[Stored data]
Content starts

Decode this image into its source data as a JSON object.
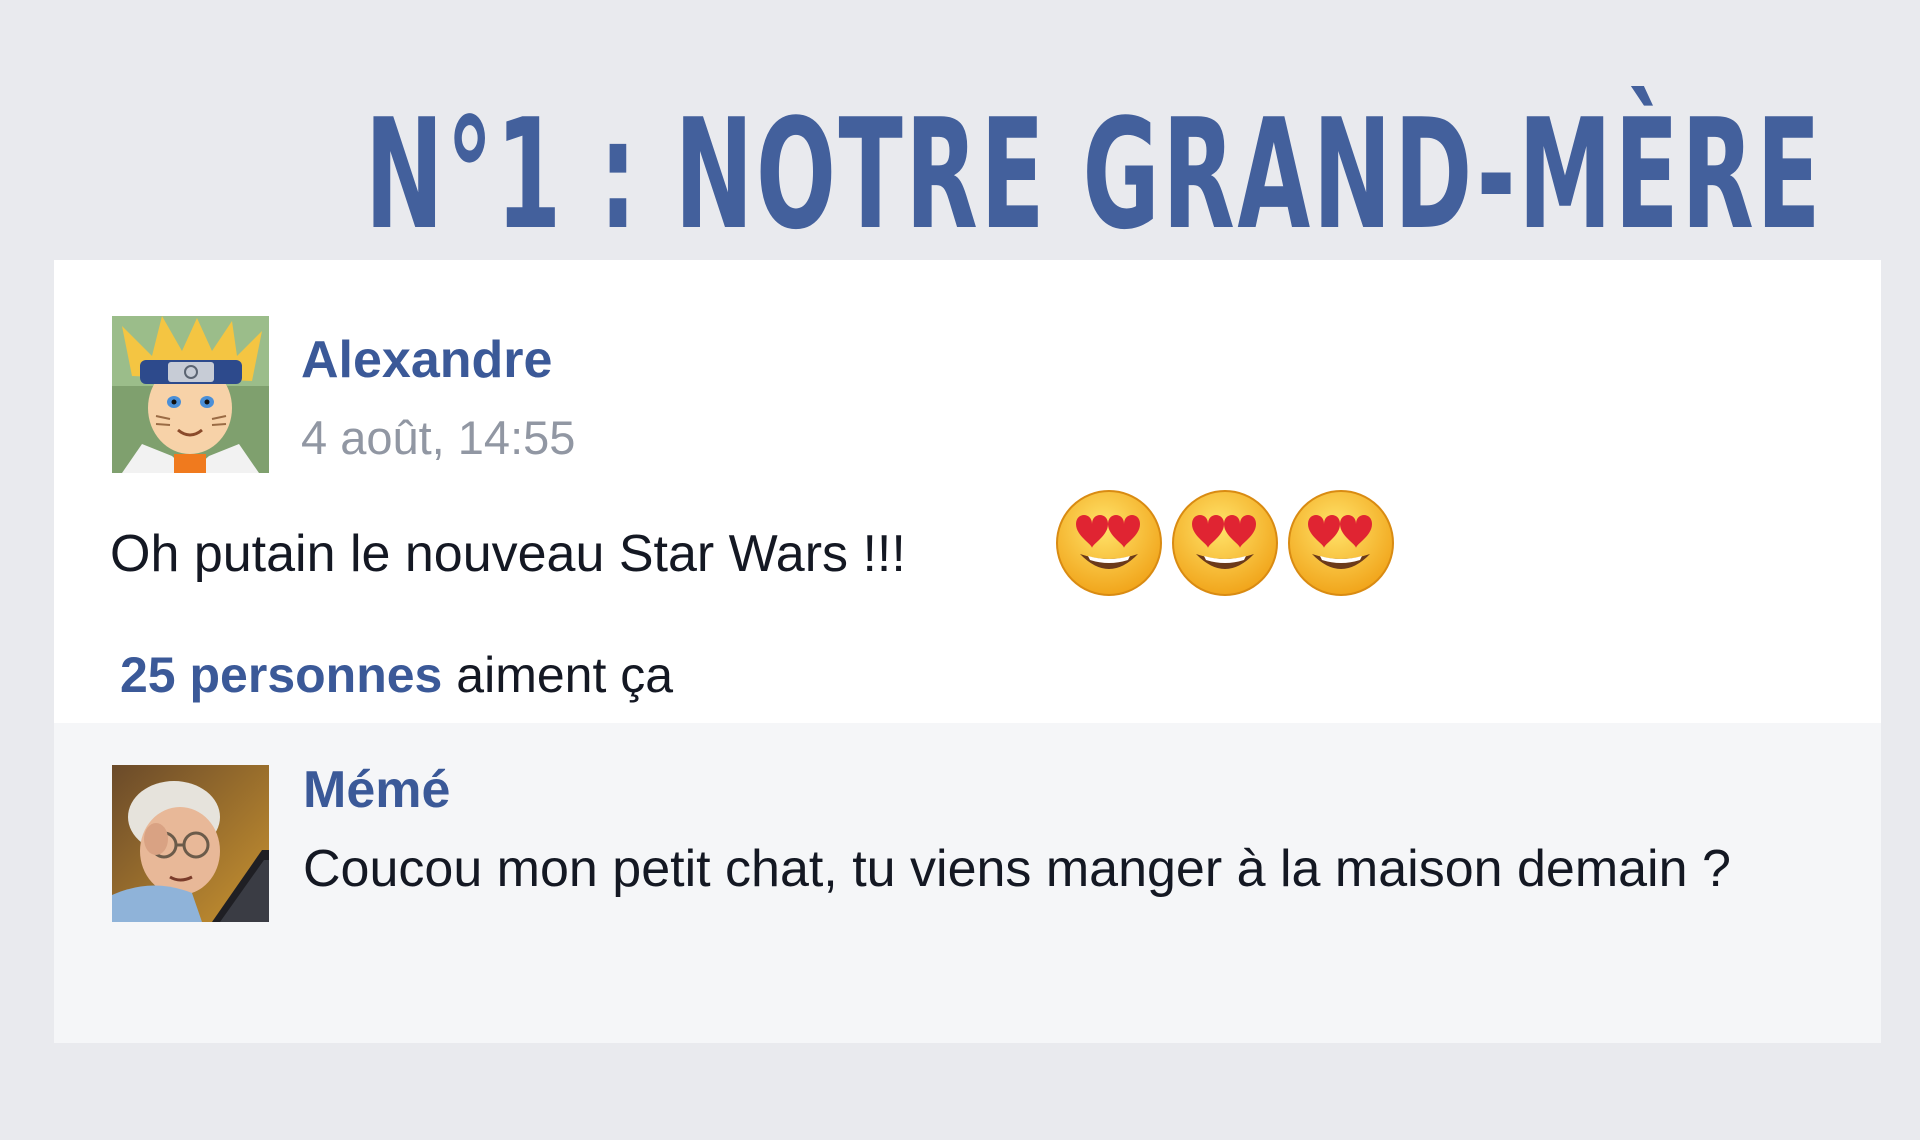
{
  "headline": "N°1 : NOTRE GRAND-MÈRE",
  "post": {
    "author": "Alexandre",
    "timestamp": "4 août, 14:55",
    "text": "Oh putain le nouveau Star Wars !!!",
    "emojis": [
      "heart-eyes-emoji",
      "heart-eyes-emoji",
      "heart-eyes-emoji"
    ],
    "likes": {
      "count_text": "25 personnes",
      "suffix": "aiment ça"
    }
  },
  "comment": {
    "author": "Mémé",
    "text": "Coucou mon petit chat, tu viens manger à la maison demain ?"
  },
  "colors": {
    "brand_blue": "#3b5998",
    "headline_blue": "#43609c",
    "background": "#e9eaee",
    "card": "#ffffff",
    "comment_area": "#f5f6f8",
    "muted_text": "#9197a3"
  }
}
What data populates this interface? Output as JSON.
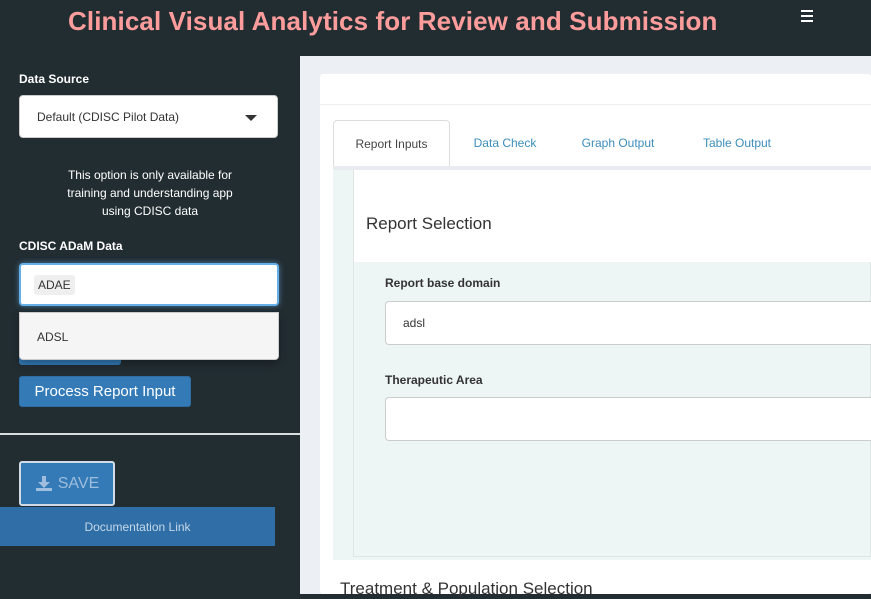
{
  "header": {
    "title": "Clinical Visual Analytics for Review and Submission"
  },
  "sidebar": {
    "data_source_label": "Data Source",
    "data_source_value": "Default (CDISC Pilot Data)",
    "note_lines": [
      "This option is only available for",
      "training and understanding app",
      "using CDISC data"
    ],
    "adam_label": "CDISC ADaM Data",
    "adam_selected": "ADAE",
    "adam_option": "ADSL",
    "process_button": "Process Report Input",
    "save_button": "SAVE",
    "doc_link": "Documentation Link"
  },
  "main": {
    "tabs": [
      {
        "label": "Report Inputs"
      },
      {
        "label": "Data Check"
      },
      {
        "label": "Graph Output"
      },
      {
        "label": "Table Output"
      }
    ],
    "section_title": "Report Selection",
    "report_base_label": "Report base domain",
    "report_base_value": "adsl",
    "therapeutic_label": "Therapeutic Area",
    "therapeutic_value": "",
    "next_section": "Treatment & Population Selection"
  },
  "icons": {
    "menu": "hamburger-icon",
    "save": "download-icon",
    "caret": "caret-down-icon"
  },
  "colors": {
    "title": "#ff9d9d",
    "sidebar_bg": "#222d32",
    "primary": "#337ab7",
    "tab_link": "#3c8dbc"
  }
}
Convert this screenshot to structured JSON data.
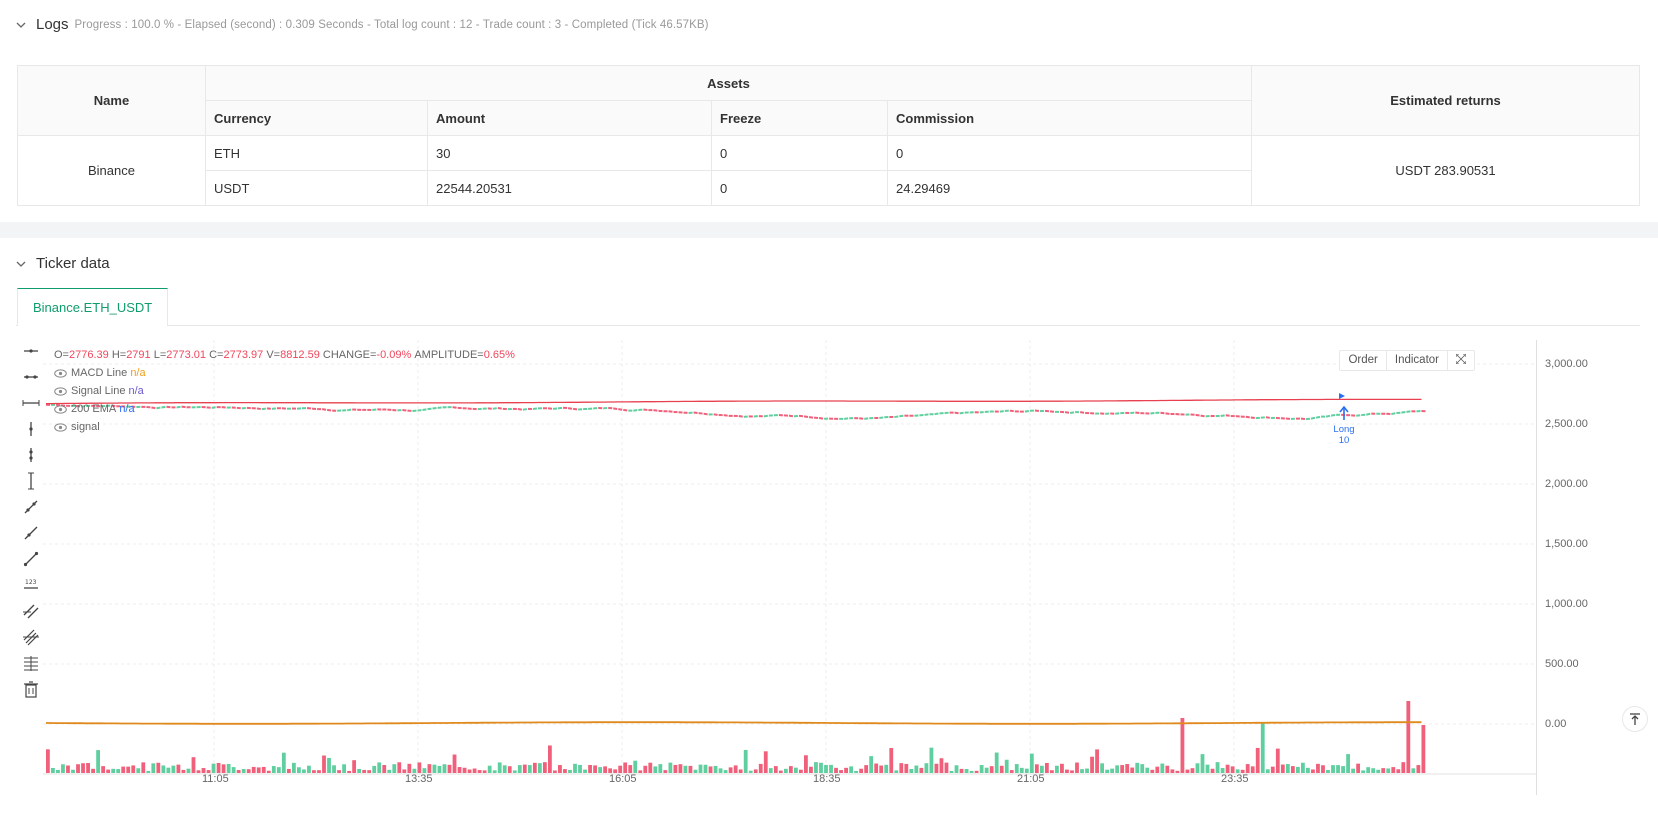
{
  "logs": {
    "title": "Logs",
    "meta": "Progress : 100.0 % - Elapsed (second) : 0.309  Seconds - Total log count : 12 - Trade count : 3 - Completed (Tick 46.57KB)"
  },
  "assets_table": {
    "name_header": "Name",
    "assets_header": "Assets",
    "returns_header": "Estimated returns",
    "columns": [
      "Currency",
      "Amount",
      "Freeze",
      "Commission"
    ],
    "exchange": "Binance",
    "rows": [
      {
        "currency": "ETH",
        "amount": "30",
        "freeze": "0",
        "commission": "0"
      },
      {
        "currency": "USDT",
        "amount": "22544.20531",
        "freeze": "0",
        "commission": "24.29469"
      }
    ],
    "estimated_returns": "USDT 283.90531"
  },
  "ticker": {
    "title": "Ticker data",
    "tab": "Binance.ETH_USDT"
  },
  "chart_header": {
    "o_label": "O=",
    "o_value": "2776.39",
    "h_label": "H=",
    "h_value": "2791",
    "l_label": "L=",
    "l_value": "2773.01",
    "c_label": "C=",
    "c_value": "2773.97",
    "v_label": "V=",
    "v_value": "8812.59",
    "change_label": "CHANGE=",
    "change_value": "-0.09%",
    "amp_label": "AMPLITUDE=",
    "amp_value": "0.65%",
    "indicators": [
      {
        "name": "MACD Line",
        "value": "n/a",
        "color": "#f0a020"
      },
      {
        "name": "Signal Line",
        "value": "n/a",
        "color": "#6a5acd"
      },
      {
        "name": "200 EMA",
        "value": "n/a",
        "color": "#2a6ff0"
      },
      {
        "name": "signal",
        "value": "",
        "color": "#999999"
      }
    ],
    "order_button": "Order",
    "indicator_button": "Indicator"
  },
  "chart_data": {
    "type": "line",
    "y_ticks": [
      "3,000.00",
      "2,500.00",
      "2,000.00",
      "1,500.00",
      "1,000.00",
      "500.00",
      "0.00"
    ],
    "x_ticks": [
      "11:05",
      "13:35",
      "16:05",
      "18:35",
      "21:05",
      "23:35"
    ],
    "ylim": [
      -250,
      3300
    ],
    "price_approx": 2700,
    "ema_approx": 2690,
    "marker": {
      "label": "Long",
      "qty": "10",
      "color": "#2a6ff0"
    },
    "up_color": "#5fcf9f",
    "down_color": "#f0607a",
    "macd_color": "#e08a1e"
  }
}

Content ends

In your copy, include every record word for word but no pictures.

Solution for this task |
Decode this image into its source data as a JSON object.
{
  "headline": "N°1 : NOTRE GRAND-MÈRE",
  "post": {
    "author": "Alexandre",
    "timestamp": "4 août, 14:55",
    "text": "Oh putain le nouveau Star Wars !!!",
    "emojis": [
      "heart-eyes-emoji",
      "heart-eyes-emoji",
      "heart-eyes-emoji"
    ],
    "likes": {
      "count_text": "25 personnes",
      "suffix": "aiment ça"
    }
  },
  "comment": {
    "author": "Mémé",
    "text": "Coucou mon petit chat, tu viens manger à la maison demain ?"
  },
  "colors": {
    "brand_blue": "#3b5998",
    "headline_blue": "#43609c",
    "background": "#e9eaee",
    "card": "#ffffff",
    "comment_area": "#f5f6f8",
    "muted_text": "#9197a3"
  }
}
What data populates this interface? Output as JSON.
{
  "header": {
    "title": "Clinical Visual Analytics for Review and Submission"
  },
  "sidebar": {
    "data_source_label": "Data Source",
    "data_source_value": "Default (CDISC Pilot Data)",
    "note_lines": [
      "This option is only available for",
      "training and understanding app",
      "using CDISC data"
    ],
    "adam_label": "CDISC ADaM Data",
    "adam_selected": "ADAE",
    "adam_option": "ADSL",
    "process_button": "Process Report Input",
    "save_button": "SAVE",
    "doc_link": "Documentation Link"
  },
  "main": {
    "tabs": [
      {
        "label": "Report Inputs"
      },
      {
        "label": "Data Check"
      },
      {
        "label": "Graph Output"
      },
      {
        "label": "Table Output"
      }
    ],
    "section_title": "Report Selection",
    "report_base_label": "Report base domain",
    "report_base_value": "adsl",
    "therapeutic_label": "Therapeutic Area",
    "therapeutic_value": "",
    "next_section": "Treatment & Population Selection"
  },
  "icons": {
    "menu": "hamburger-icon",
    "save": "download-icon",
    "caret": "caret-down-icon"
  },
  "colors": {
    "title": "#ff9d9d",
    "sidebar_bg": "#222d32",
    "primary": "#337ab7",
    "tab_link": "#3c8dbc"
  }
}
Convert this screenshot to structured JSON data.
{
  "logs": {
    "title": "Logs",
    "meta": "Progress : 100.0 % - Elapsed (second) : 0.309  Seconds - Total log count : 12 - Trade count : 3 - Completed (Tick 46.57KB)"
  },
  "assets_table": {
    "name_header": "Name",
    "assets_header": "Assets",
    "returns_header": "Estimated returns",
    "columns": [
      "Currency",
      "Amount",
      "Freeze",
      "Commission"
    ],
    "exchange": "Binance",
    "rows": [
      {
        "currency": "ETH",
        "amount": "30",
        "freeze": "0",
        "commission": "0"
      },
      {
        "currency": "USDT",
        "amount": "22544.20531",
        "freeze": "0",
        "commission": "24.29469"
      }
    ],
    "estimated_returns": "USDT 283.90531"
  },
  "ticker": {
    "title": "Ticker data",
    "tab": "Binance.ETH_USDT"
  },
  "chart_header": {
    "o_label": "O=",
    "o_value": "2776.39",
    "h_label": "H=",
    "h_value": "2791",
    "l_label": "L=",
    "l_value": "2773.01",
    "c_label": "C=",
    "c_value": "2773.97",
    "v_label": "V=",
    "v_value": "8812.59",
    "change_label": "CHANGE=",
    "change_value": "-0.09%",
    "amp_label": "AMPLITUDE=",
    "amp_value": "0.65%",
    "indicators": [
      {
        "name": "MACD Line",
        "value": "n/a",
        "color": "#f0a020"
      },
      {
        "name": "Signal Line",
        "value": "n/a",
        "color": "#6a5acd"
      },
      {
        "name": "200 EMA",
        "value": "n/a",
        "color": "#2a6ff0"
      },
      {
        "name": "signal",
        "value": "",
        "color": "#999999"
      }
    ],
    "order_button": "Order",
    "indicator_button": "Indicator"
  },
  "chart_data": {
    "type": "line",
    "y_ticks": [
      "3,000.00",
      "2,500.00",
      "2,000.00",
      "1,500.00",
      "1,000.00",
      "500.00",
      "0.00"
    ],
    "x_ticks": [
      "11:05",
      "13:35",
      "16:05",
      "18:35",
      "21:05",
      "23:35"
    ],
    "ylim": [
      -250,
      3300
    ],
    "price_approx": 2700,
    "ema_approx": 2690,
    "marker": {
      "label": "Long",
      "qty": "10",
      "color": "#2a6ff0"
    },
    "up_color": "#5fcf9f",
    "down_color": "#f0607a",
    "macd_color": "#e08a1e"
  }
}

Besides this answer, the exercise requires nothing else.